You wish your bedside reading was more then Ulysses or And the Ass Saw Angel, and you hope you fall asleep before 3, and you hope you do not and wake up with nightmares. You have class at 9:00 tommorow, you must be up at 7, and you are always late. It is creating art, the class, so you usually spend it in a strange daze. Tonight will probably not be an exception.

I don’t consider myself to be a violent person. Although, there probably was a time though, way back when the combination of being in the Marine Corps and youth might’ve blended together to cause me to react in ways I would think unthinkable today. I hope, that over the many ensuing years, that the reaction of violence would have been washed out of me like dishes being cleaned or laundry being done. Lately though, I seem to be confused. Maybe I’m confusing violence with justice. Maybe I’m having a hard time trying to draw a line between the two.

I wake up to the news and, as sure as shit, there’ s more gore and more controversy than ever before.. An American civilian by the name of Nicholas Berg was beheaded by some thugs claiming to be members of Al-Queda. Supposedly, this was in response to the events that occurred in the Abu Ghraid prison abuse scandal. Any comparison between the two, is, in my mind, lame at best. Those "people" that did the beheading are fucking animals. (/me apologizes to the entire animal kingdom)

Just as those few Americans who took it upon themselves to abuse people under their charge do not represent the entire body of soldiers, so don’t five members of a terrorist cell represent the feelings of the Arab people. I’m sure many of them are just as shocked and horrified about the beheading as we in States are. Those people who are responsible bring shame to the Muslim religion.

I listen to some of the more conservative types such as Rush Limbaugh screaming along the lines of “Why aren’t Americans outraged at this?”. Those types also tried to make the same point when those four Americans were captured, their bodies mutilated and dragged through the streets. Their final resting place was being hung from a bridge like some kind of trophy or warning.

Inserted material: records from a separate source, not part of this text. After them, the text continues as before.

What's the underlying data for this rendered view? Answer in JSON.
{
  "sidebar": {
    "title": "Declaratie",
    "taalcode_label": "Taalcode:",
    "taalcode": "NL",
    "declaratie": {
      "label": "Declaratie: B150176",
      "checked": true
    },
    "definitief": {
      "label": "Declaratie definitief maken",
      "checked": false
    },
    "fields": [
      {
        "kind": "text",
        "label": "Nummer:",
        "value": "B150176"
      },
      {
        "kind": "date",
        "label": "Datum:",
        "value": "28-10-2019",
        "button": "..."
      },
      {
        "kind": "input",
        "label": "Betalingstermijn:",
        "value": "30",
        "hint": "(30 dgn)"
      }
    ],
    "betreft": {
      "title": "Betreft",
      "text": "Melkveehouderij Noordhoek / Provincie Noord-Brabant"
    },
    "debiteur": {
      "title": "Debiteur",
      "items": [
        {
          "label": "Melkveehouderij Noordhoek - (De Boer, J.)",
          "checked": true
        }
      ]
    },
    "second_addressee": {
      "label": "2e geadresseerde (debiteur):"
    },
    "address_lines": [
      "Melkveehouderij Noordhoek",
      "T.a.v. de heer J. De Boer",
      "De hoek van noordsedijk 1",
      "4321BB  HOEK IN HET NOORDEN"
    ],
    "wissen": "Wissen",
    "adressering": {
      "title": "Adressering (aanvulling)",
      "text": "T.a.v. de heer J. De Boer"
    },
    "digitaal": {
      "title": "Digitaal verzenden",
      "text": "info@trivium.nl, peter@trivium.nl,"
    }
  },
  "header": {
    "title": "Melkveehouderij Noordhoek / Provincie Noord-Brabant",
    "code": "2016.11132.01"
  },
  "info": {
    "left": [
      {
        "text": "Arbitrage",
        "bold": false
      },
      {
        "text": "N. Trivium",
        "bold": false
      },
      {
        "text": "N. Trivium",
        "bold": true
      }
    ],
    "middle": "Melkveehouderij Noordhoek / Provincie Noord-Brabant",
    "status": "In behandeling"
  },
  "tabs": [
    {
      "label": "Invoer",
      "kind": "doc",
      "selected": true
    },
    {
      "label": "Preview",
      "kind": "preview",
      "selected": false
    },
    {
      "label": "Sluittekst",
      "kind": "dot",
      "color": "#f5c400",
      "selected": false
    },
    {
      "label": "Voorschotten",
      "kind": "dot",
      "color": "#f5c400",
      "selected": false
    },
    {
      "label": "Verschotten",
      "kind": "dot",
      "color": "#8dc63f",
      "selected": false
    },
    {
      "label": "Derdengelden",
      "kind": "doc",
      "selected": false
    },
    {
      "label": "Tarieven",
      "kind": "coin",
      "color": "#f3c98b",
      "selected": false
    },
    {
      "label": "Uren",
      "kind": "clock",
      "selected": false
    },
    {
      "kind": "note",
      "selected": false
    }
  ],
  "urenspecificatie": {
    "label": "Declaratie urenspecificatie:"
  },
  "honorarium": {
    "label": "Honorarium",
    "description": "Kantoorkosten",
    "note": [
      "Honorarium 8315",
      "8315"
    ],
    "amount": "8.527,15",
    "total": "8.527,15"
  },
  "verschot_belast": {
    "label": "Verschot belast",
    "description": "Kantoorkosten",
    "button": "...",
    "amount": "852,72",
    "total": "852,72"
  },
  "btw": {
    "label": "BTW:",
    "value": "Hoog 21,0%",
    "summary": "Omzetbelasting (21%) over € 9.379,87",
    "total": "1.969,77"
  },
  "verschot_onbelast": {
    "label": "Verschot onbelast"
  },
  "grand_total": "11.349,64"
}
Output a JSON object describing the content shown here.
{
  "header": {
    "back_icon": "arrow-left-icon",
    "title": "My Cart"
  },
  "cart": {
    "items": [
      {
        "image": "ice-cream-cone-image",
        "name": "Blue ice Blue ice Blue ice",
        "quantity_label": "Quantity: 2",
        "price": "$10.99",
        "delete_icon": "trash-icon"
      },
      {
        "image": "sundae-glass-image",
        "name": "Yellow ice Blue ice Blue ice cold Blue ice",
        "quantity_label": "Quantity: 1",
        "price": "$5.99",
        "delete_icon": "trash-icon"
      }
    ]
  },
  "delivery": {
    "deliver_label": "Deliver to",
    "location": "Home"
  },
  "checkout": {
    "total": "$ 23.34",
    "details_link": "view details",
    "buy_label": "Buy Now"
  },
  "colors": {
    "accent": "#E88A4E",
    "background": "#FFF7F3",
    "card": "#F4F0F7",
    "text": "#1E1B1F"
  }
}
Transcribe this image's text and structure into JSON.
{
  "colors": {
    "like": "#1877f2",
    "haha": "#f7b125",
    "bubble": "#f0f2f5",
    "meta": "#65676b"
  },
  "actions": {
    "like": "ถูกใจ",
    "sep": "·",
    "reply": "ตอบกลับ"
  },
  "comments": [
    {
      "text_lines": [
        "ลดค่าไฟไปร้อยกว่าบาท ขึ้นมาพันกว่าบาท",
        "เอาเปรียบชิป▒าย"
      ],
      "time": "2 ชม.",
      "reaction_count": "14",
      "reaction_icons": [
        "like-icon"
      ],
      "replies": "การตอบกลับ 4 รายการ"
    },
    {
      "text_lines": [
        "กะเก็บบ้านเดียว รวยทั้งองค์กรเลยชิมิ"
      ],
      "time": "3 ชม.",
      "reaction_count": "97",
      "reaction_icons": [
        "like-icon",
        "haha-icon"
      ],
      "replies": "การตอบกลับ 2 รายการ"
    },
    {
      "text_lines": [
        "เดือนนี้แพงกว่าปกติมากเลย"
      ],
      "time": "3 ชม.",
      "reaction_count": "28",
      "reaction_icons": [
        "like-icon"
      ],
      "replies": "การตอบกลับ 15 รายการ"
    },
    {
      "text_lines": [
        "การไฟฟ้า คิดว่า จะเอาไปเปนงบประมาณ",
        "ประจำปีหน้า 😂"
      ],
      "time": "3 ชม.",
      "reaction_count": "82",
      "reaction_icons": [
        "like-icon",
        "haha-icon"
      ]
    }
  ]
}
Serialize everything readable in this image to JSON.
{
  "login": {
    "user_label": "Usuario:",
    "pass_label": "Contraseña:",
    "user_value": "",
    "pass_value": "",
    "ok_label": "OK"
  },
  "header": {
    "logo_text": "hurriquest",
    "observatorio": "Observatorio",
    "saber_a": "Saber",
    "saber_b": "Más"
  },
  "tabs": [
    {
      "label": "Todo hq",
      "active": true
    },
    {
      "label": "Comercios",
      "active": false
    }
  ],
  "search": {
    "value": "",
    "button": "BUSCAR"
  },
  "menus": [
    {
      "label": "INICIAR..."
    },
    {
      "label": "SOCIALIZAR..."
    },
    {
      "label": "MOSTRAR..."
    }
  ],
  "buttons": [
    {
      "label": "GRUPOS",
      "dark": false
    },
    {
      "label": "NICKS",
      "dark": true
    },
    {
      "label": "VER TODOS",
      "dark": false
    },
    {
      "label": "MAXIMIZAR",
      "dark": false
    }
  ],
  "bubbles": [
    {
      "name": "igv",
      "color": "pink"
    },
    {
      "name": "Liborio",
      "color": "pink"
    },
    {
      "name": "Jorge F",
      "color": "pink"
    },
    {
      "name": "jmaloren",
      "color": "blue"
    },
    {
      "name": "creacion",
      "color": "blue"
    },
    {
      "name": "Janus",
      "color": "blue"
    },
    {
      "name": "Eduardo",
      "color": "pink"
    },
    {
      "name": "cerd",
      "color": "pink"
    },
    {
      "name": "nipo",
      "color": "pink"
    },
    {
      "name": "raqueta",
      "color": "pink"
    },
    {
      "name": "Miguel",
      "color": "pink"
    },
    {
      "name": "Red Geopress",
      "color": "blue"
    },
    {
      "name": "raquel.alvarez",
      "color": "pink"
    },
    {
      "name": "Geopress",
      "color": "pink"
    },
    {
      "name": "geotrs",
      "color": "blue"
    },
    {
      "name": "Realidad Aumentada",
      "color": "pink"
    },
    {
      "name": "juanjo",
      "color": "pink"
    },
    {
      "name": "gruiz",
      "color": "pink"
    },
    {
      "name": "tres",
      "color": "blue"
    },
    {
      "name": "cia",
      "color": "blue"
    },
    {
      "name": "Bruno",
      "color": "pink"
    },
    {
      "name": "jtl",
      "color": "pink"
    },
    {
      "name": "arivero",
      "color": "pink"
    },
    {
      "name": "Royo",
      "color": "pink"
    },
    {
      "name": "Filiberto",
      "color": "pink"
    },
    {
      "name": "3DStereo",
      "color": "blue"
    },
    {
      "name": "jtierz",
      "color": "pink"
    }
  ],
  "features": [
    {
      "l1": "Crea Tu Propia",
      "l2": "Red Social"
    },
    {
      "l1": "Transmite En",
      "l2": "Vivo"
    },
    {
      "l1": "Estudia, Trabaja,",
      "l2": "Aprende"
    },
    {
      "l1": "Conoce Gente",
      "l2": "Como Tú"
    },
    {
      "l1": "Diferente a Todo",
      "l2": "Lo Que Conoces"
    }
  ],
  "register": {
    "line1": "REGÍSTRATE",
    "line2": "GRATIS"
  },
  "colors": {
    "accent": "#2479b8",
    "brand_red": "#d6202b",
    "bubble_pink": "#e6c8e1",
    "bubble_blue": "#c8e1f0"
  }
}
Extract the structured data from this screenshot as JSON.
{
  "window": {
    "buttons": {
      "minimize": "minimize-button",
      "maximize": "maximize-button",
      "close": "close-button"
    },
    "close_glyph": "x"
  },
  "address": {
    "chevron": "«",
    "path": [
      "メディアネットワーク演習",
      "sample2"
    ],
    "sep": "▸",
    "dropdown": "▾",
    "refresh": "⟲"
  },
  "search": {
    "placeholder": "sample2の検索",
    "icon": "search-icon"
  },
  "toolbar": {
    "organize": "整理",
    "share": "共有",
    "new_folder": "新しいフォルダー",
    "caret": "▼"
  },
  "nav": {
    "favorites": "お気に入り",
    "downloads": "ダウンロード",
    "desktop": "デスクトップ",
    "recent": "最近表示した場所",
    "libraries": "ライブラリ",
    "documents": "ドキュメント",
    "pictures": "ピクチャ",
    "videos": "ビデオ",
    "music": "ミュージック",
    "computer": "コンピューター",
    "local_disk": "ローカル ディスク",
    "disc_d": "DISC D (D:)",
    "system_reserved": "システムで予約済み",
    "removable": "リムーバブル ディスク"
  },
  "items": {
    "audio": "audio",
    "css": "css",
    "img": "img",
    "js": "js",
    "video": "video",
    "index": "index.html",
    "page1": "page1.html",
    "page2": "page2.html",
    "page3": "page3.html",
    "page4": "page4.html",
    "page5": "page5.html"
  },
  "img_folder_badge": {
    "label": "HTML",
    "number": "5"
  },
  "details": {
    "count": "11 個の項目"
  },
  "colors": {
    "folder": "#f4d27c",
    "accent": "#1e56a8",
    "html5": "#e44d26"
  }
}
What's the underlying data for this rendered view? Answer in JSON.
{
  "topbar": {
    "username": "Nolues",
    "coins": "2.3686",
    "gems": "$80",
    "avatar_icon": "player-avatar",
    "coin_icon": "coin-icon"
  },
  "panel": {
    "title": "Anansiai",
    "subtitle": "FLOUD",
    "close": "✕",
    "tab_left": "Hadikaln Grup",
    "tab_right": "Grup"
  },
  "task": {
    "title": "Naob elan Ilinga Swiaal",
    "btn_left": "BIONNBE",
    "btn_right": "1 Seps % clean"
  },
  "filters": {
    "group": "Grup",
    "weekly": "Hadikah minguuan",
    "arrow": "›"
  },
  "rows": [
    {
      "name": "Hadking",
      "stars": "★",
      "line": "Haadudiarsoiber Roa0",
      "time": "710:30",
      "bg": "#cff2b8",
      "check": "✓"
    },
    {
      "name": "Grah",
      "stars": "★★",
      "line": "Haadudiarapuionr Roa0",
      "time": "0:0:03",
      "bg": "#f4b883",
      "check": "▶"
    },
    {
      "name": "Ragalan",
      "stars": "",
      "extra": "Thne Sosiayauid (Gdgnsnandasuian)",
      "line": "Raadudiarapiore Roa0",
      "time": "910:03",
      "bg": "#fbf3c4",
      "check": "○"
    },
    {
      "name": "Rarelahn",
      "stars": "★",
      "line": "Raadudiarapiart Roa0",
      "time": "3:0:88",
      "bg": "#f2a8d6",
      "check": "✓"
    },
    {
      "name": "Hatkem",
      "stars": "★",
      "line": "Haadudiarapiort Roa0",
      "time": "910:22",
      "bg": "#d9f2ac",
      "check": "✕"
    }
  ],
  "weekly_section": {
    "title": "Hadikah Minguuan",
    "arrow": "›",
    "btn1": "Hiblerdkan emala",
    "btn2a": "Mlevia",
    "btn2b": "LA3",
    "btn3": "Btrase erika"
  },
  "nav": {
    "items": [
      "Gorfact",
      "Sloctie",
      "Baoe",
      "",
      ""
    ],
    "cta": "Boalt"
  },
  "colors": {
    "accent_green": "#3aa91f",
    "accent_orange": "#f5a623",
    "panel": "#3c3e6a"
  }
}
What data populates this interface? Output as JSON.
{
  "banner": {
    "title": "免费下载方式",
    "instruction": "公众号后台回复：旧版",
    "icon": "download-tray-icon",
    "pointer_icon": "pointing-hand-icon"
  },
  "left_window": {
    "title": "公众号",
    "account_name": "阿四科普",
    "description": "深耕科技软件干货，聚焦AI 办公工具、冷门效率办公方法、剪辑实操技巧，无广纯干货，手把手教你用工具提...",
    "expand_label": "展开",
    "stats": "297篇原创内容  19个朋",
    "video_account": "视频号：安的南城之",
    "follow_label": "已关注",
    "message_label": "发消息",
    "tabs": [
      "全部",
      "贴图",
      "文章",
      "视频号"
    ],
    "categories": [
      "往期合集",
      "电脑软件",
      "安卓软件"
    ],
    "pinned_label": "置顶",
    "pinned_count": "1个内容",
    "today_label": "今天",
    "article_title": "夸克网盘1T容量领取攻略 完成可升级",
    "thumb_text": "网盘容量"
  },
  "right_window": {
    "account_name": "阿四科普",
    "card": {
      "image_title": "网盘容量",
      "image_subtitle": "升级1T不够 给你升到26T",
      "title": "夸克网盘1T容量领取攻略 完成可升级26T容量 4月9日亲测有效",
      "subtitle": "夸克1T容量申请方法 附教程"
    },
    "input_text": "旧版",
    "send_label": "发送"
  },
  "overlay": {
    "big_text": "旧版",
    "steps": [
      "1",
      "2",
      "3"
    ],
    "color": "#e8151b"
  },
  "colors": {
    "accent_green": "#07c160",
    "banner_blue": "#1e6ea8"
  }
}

For the record, I am outraged at this conduct. I’m outraged at anybody who would do such a thing to anybody else. When it comes to my mind, it doesn’t take an American to be outraged, all it takes is to be human.

Our people involved in the prison abuse scandal will be brought to court and carry the scars of their conduct for the rest of their lives. I don’t know what will happen to those who beheaded Mr. Berg and yes, this causes me outrage.

I’m outraged that no weapons of mass destruction have been found. After all, that’s why we went there in the first place. I’m outraged that we targeted Saddam Hussein (yeah, bad guy, everybody knows that) instead of Osama Bin Laden, the real mastermind behind the events of September 11, 2001. I’m outraged by the supposed need of such things as the Patriot Act and the Department of Homeland Security. I’m outraged that people are dying more and more violent deaths every day. I’m outraged that I can’t explain these things to my child. I’m outraged that American contractors are even Iraq in the first place. I’m outraged because I think that most of them are there in search of profits instead of humanitarian efforts. I’m outraged that America seems to have lost some of its standing amongst the other countries in the word because, believe it or not, we have done so much good.

The world, or at least America, seemed to me to be a lot simpler a mere four years ago and I wasn’t so outraged. I know we can’t turn back the hands of time, that would be asking too much. I fear that the worst isn’t over though. I fear that the wheels have been set in motion by a horrific combination of events both here at home and abroad. I fear that those wheels will be spinning for many years to come. I fear that both yours and my children will be called upon to pay the price not only for our actions but also our inactions.

In the meantime. I’m gonna’ keep John Prines’ song Spanish Pipedream running through my head, all the while hoping all of our children, no matter their origin, find it within themselves to forgive us all..

Someday…

Log in or register to write something here or to contact authors.